There are several ways of dealing with ethical issues in cloud computing. One of the processes is through enforcing tough measures on plagiarism to protect academics from unethical thefts. These measures should also be extended to other unethical activities involving cloud computed information and data, such as fraud and cybercrime. There is also the need for precautionary principle by the organizations and individuals before they share their information online (Won, 2009). It is noteworthy that any information shared online sticks forever unless it is deliberately deleted or modified. It is, therefore, unethical to share personal and organizational details without considering the implications of the action to self and others. Precaution also requires putting necessary measures such as copyrights and passwords to restrict access to information shared on the cloud. It is also important to store backup information on personal machines when you transfer the information online. This cushions one to the likelihood of information manipulation online.
Andriole, P. & Khorasani, R. (2010). Cloud Computing: What Is It and Could It Be Useful? Journal of the American College of Radiology. Volume 7, (4), 252-254.
Paquette, S., Jaeger, P. & Wilson, C. (2010). Identifying the security risks associated with governmental use of cloud computing. Government Information Quarterly 27(3), 245 – 253.
Van den Hoven, J. (2008). Information Technology, Privacy and the Protection of Personal Data. Information Technology and Moral Philosophy 321 (10). 301-321

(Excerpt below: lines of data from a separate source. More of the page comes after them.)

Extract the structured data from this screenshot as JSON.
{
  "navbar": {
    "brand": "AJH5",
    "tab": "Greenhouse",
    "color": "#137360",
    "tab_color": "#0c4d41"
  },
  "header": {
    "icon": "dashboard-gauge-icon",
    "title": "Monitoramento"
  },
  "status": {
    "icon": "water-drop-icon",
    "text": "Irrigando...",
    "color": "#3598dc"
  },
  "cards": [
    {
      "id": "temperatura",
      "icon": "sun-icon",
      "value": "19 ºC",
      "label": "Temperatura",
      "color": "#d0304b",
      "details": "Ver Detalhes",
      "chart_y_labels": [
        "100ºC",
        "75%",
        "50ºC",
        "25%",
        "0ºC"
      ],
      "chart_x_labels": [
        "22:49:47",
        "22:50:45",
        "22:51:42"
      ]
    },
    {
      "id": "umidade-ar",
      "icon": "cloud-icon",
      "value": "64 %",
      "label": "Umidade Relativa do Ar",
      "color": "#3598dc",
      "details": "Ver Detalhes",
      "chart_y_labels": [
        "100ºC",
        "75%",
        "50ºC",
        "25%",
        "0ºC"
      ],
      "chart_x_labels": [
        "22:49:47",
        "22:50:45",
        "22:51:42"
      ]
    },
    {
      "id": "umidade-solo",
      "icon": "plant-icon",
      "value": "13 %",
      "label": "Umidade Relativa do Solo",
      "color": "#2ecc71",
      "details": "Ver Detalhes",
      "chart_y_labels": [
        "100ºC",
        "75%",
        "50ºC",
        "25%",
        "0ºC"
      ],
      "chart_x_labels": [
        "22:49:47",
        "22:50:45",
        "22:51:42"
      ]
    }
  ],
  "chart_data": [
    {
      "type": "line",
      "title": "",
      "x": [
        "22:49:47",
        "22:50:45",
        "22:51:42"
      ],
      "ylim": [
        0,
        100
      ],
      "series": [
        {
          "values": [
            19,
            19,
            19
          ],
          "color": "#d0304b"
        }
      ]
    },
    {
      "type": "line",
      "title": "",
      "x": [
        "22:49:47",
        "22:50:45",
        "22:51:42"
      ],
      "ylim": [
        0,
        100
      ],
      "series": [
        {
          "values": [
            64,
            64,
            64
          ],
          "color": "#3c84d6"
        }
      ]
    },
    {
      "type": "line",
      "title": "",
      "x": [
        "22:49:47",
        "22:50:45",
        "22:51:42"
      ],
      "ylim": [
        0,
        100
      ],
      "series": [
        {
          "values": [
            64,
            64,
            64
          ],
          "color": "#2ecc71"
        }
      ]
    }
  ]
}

Won, K. (2009). Cloud Computing: Today and Tomorrow. Journal of Object technology. Vol. 8, (1).